In a new format to the 2018 season, the championship has adopted a format where a driver’s finishing position in race 1 dictates their grid position for race 2. This change seems to have been welcomed by drivers, and it means that people will try to make passes right up to the last corner instead of what sometimes happened in the past where drivers settled for a poor race 1 result knowing their 2nd race grid position was already protected.

So with race 1 finishing order dictating the grid positions, Steven Dailly was once again on pole with Owen Hunter beside him and Ian Jones and David May on the second row.

As the lights went out to start the race, Dailly made another of his lightning starts and led Hunter into Paddock Hill, not for the first time of the day. Jones and May held station behind, however behind this leading quartet it was proving to be frenetic with the cars 3 and 4 abreast heading up Hailwood Hill and through Druids. More of the same continued throughout the first lap, however an unfortunate coming together between Gordon Macmillan and Mark Skeats as they batted together through Surtees, ended with them both heading into the gravel at McLaren. Due to both cars being stranded the incident brought out red flags and drivers were instructed to re-take their grid positions for a restart.

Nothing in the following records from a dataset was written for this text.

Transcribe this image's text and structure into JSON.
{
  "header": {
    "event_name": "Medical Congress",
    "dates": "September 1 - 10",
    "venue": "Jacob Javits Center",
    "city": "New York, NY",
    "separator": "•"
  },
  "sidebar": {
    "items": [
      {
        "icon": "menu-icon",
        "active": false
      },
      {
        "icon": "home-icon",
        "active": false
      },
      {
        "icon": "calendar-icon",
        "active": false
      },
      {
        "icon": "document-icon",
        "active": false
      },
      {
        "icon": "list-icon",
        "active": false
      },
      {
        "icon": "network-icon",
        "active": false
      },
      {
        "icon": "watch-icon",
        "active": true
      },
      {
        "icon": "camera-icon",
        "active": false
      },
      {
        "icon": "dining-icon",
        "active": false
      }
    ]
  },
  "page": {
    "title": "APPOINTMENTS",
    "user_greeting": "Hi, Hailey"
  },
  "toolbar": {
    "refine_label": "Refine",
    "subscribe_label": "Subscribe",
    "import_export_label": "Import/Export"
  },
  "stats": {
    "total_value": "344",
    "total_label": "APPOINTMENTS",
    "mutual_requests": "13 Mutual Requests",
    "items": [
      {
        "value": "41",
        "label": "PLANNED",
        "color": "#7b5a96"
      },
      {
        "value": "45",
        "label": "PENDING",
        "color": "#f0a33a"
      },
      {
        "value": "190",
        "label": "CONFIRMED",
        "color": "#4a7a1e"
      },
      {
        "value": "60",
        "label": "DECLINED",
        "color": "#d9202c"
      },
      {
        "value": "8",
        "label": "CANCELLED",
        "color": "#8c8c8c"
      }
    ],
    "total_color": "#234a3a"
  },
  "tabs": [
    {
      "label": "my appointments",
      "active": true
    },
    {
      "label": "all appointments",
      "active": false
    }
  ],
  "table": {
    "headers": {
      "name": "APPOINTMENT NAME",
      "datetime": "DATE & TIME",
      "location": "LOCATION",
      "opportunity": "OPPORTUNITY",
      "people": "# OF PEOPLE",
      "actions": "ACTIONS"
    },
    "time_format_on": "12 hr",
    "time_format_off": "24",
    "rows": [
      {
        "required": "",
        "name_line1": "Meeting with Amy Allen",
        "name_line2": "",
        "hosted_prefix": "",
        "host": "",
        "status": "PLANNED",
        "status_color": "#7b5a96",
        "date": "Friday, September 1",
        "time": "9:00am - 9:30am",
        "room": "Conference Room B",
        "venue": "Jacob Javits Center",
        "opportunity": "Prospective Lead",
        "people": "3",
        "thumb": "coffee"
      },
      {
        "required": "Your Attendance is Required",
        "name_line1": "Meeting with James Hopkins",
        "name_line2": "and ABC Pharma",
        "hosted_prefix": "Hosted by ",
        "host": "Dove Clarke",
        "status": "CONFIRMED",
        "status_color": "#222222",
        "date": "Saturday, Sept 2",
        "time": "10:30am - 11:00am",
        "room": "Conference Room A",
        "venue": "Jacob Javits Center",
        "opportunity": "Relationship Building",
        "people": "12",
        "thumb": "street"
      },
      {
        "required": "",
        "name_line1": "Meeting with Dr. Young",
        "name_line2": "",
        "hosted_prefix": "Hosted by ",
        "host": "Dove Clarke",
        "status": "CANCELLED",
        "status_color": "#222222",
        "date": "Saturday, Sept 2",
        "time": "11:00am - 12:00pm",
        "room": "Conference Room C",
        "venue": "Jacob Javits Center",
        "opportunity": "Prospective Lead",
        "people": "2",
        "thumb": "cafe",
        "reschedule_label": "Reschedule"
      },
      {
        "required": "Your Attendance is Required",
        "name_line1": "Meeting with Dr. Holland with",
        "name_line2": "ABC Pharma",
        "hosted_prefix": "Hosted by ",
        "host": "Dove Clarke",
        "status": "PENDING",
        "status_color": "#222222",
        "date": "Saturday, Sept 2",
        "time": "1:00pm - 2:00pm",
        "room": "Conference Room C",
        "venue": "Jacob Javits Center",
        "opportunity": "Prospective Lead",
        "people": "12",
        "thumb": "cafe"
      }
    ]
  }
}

At the restart Dailly made yet another brilliant start to secure the lead through Paddock Hill Bend, however Hunter seemed to bog down a bit, giving Jones and a fast starting Matt Parkes a chance to gain an advantage. Ian Jones managed to get his nose in front of Hunter, but Owen had enough pace to keep Matt at bay. Matt himself was also under pressure from Paul Hinson. As the cars headed through Surtees on this first lap, Hunter was still pushing hard to find a way past Jones, and as they headed onto the pit straight he managed to squeeze his car to the preferred inside line. As the pair of them headed toward Paddock Hill Bend their cars were door handle to door handle and neither of the drivers was giving an inch. Both of them showed maximum respect and commitment however, and because he was on the inside line at the entry to the corner, Owen managed to hang Ian Jones out wide to take back 2nd place.

For the next few laps most of the top 10 runners held position, with the only real change being Matt Parkes managing a brave pass on Paul Hinson for 4th. Behind the leading pack however, the racing was as close and exciting to watch as it always is through BMW Compact Cup meetings. David May was worth the watching at this point as he had just about broken the tow between himself Keith Towers and Liam McGill, and hadn’t given up on catching Paul Hinson and Matt Parkes who were ahead of him. Wayne Flint has also now found some pace in his car, and along with Chris Hack and the impressive young newcomer Mikey Doble, they were having a great battle as the laps ticked by.

As the race headed towards the final laps, Dailly had stretched his lead at the front to almost 5 seconds, maybe helped by the fact that Hunter was constantly having to fend off passing attempts from Ian Jones, and in doing so they were slowing each other down a little in the process. Behind the leading trio, as Paul Hinson and Matt Parkes seemed to get baulked a little when passing back markers, and this gave a hard pushing David May enough of an opportunity to eventually make passes on both of them to put himself up into 4th place at the end. After their almost race long fight, Matt Parkes also managed to re-pass Paul Hinson to take a well deserved 5th. Liam McGill had also continued to fend off Keith Towers to round off what was a very impressive first weekend in the Championship.

Race 2 Top 10:











With only a 3 week break until our next meeting at Snetterton, it’s once again very clear that we’re going to enjoy yet another top class season of racing in the Nankang Tyre BMW Compact Cup Championship.